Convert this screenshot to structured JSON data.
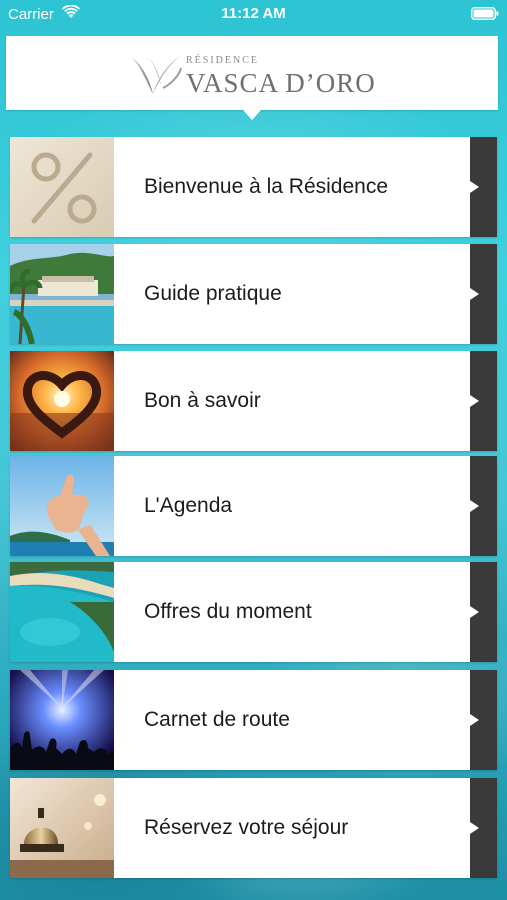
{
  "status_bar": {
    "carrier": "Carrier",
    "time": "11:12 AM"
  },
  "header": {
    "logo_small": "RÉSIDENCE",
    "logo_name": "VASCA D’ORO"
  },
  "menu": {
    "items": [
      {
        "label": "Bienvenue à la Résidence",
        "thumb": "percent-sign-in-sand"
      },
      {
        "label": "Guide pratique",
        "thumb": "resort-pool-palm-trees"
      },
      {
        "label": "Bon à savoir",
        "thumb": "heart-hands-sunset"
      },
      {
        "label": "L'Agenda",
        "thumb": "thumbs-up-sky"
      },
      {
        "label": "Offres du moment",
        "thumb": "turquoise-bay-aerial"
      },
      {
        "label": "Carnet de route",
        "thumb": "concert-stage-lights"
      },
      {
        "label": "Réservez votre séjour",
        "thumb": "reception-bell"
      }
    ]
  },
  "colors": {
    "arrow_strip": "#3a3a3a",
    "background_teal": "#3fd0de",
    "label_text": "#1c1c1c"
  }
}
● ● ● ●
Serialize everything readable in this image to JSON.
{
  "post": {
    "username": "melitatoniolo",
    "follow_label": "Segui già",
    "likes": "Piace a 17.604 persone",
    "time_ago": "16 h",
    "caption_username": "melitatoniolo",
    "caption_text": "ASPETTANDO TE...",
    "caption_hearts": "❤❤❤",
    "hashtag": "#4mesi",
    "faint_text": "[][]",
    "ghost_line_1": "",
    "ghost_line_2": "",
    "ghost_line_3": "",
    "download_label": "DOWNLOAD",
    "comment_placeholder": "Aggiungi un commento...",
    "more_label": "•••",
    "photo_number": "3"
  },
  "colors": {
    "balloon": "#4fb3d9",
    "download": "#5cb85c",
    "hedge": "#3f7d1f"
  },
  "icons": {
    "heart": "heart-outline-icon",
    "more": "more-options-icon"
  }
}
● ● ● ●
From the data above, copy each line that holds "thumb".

        "thumb": "percent-sign-in-sand"
        "thumb": "resort-pool-palm-trees"
        "thumb": "heart-hands-sunset"
        "thumb": "thumbs-up-sky"
        "thumb": "turquoise-bay-aerial"
        "thumb": "concert-stage-lights"
        "thumb": "reception-bell"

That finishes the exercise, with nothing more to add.